Objective 5. Deliver, through innovative decision-making support tools, downscaled and accurate information to policy makers, practitioners and other relevant stakeholders, about the environmental and socio-economic consequences of global Climate Change in the EU Blue Economy, and formulate science-based recommendations to incentivise the EU islands´ medium to long-term low-carbon transition, thus strengthening science-policy interface, increase social awareness, and contribute to the competitiveness of the European coastal and maritime industry.
By developing a work programme corresponding to the above objectives, SOCLIMPACT aims at allowing decision makers from all Small Island Member States and other EU islands and Outermost Regions, to get a sound knowledge about the possible climate induced impact chains, and a comprehensive evidence-based framework for research and policy. By using EU islands as living labs with a high replicability potential, SOCLIMPACT will provide stronger methodologies to better measure and asses the associated costs, benefits and risks of global Climate Change in other EU coastal regions.
The proposal relates to the topic “Pathways towards the decarbonisation and resilience of the European economy in the timeframe 2030-2050 and beyond” under the call “Greening the economy” and focuses more specifically on the scope “The risks and costs of Climate Change for Europe”, which aims at “further developing modelling tools and formulating more detailed and downscaled projections associated with the possible consequences of Climate Change, contributing to the evolution of methodologies in physical science, risk assessment and economics, applying to the analysis of possible impact chains, as well as to the economic valuation of climate in the EU”. By modelling new downscaled climate projections and their impacts with different geographical coverage than exiting, and by integrating different economic models with non-market assessment for modelling complex impact chains in the context of the EU Blue Economy, the project aims at providing new insights to climate researchers, economists and policy makers about the impacts of the Climate Change for the timeframe 2030-2100, including EU islands and outermost regions, this way addressing completely the challenge and scope of that topic. Indeed, the project will also rank and map tailored resilience and decarbonisation strategies, in the context of contrasted mitigation scenarios for each island, which will be rapidly transferred to the relevant policy makers via workshops and other communication actions that will take place in each island.
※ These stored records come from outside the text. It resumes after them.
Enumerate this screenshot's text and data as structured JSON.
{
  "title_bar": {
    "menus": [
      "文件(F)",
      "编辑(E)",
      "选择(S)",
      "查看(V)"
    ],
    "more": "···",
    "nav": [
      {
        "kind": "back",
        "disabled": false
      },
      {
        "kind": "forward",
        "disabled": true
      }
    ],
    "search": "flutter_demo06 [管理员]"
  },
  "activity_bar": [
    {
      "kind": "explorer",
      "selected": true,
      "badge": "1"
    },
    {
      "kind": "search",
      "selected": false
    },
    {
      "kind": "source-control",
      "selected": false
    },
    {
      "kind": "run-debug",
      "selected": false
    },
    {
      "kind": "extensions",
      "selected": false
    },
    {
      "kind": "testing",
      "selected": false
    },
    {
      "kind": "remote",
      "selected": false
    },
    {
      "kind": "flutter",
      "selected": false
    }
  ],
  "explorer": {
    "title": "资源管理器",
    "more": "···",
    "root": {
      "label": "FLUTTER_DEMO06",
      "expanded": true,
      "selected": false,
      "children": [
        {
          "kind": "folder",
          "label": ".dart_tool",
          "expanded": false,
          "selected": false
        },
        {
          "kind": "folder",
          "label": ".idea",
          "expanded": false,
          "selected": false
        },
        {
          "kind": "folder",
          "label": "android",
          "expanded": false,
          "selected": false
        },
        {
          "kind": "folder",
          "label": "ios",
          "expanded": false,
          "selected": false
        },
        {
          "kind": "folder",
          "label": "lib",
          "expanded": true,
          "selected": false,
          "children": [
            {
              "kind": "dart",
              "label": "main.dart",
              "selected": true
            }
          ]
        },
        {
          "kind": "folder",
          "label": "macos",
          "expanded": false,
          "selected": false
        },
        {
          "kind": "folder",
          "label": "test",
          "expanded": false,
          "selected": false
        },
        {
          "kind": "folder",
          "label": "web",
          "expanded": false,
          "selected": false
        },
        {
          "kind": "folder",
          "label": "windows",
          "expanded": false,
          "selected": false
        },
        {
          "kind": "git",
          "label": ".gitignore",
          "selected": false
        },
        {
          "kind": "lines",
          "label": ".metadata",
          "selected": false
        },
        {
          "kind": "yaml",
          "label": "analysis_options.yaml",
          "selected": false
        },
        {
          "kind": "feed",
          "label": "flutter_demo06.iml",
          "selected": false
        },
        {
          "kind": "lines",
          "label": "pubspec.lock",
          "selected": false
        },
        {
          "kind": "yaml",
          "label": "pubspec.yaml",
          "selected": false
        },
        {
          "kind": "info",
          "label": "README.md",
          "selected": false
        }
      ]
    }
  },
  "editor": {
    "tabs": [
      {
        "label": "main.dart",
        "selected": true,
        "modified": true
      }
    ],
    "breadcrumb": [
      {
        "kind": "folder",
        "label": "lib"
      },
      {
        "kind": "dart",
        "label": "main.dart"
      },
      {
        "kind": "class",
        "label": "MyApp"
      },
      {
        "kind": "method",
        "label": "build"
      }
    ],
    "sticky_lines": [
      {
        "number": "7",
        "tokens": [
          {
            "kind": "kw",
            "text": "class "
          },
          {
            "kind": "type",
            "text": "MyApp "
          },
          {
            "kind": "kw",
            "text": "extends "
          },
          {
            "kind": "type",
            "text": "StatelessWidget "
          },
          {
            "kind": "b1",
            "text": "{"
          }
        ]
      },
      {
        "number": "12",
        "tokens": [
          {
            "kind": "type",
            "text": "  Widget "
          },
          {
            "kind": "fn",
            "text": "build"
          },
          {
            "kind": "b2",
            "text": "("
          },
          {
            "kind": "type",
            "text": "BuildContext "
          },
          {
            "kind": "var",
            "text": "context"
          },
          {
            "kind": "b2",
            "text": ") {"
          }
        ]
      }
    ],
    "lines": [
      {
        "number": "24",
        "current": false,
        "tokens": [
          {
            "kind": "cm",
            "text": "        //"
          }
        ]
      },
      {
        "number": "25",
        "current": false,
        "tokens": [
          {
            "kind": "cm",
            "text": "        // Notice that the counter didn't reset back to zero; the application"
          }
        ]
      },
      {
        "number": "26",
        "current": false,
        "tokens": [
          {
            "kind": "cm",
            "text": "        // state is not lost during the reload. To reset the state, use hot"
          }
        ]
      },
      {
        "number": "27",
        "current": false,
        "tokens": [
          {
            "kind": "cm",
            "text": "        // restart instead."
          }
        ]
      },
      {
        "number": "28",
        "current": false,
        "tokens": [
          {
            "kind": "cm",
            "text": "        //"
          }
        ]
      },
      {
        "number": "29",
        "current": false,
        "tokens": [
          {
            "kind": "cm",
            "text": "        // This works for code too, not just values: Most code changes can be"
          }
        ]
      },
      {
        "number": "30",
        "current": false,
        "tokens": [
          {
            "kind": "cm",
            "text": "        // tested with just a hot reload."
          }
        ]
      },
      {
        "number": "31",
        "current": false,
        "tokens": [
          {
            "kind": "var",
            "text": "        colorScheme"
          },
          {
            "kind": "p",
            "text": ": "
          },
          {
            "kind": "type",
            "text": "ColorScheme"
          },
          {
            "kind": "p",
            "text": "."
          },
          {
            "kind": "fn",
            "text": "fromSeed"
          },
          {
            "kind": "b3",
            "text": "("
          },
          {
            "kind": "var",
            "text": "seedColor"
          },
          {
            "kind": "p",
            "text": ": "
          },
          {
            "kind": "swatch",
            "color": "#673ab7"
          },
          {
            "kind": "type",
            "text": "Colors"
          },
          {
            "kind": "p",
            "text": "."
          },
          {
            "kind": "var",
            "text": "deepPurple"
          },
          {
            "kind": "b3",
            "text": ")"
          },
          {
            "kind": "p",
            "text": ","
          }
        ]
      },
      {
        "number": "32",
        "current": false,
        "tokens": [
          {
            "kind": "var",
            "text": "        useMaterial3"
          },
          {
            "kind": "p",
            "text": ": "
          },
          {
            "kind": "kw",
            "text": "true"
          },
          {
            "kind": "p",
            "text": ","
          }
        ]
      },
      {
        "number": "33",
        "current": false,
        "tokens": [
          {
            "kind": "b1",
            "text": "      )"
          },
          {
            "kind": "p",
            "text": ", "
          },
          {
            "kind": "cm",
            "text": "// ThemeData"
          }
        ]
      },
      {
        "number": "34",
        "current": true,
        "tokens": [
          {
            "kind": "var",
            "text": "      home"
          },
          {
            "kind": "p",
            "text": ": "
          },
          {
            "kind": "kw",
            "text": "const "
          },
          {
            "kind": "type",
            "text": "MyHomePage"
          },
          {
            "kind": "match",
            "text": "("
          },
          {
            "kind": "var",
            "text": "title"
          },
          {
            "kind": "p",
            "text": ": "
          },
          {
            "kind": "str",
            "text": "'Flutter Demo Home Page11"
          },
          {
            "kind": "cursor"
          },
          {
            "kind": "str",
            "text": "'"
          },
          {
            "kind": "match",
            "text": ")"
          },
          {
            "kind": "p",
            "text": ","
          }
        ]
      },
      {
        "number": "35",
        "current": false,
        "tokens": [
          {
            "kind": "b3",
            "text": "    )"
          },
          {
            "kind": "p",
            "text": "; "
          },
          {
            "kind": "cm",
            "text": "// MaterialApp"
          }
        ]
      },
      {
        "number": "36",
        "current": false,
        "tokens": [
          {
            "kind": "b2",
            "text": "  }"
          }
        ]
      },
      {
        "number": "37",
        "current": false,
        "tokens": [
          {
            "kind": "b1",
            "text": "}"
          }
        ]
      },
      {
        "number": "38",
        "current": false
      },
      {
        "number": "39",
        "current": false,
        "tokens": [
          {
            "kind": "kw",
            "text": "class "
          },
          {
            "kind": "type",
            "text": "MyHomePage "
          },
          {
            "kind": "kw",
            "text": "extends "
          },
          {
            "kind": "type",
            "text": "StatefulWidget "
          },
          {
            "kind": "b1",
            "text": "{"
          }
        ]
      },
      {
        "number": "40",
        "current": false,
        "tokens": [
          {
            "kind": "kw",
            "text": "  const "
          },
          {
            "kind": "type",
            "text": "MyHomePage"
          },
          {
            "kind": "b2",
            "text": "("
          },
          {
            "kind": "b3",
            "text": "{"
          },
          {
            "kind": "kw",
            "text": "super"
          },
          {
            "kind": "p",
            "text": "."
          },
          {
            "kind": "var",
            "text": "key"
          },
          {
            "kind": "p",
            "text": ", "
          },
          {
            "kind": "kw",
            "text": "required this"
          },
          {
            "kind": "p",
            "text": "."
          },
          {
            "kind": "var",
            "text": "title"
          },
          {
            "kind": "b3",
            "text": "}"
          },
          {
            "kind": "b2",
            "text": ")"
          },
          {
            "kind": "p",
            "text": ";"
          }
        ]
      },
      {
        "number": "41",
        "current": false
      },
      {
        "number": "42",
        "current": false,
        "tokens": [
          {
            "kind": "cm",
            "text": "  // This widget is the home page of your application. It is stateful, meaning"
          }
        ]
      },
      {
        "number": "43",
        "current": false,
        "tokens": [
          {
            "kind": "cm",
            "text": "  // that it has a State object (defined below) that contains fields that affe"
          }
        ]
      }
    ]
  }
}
In particular, the SC5-06- 2016-2017 call had three sub calls. In 2016, topic a) addressed technology transitions, while topic b) dealt with “Assessment of the global mitigation efforts in the perspective of the long-term climate goal (2016)”, insisting in on the analysis of the consequences of COP21 and the Paris Agreement.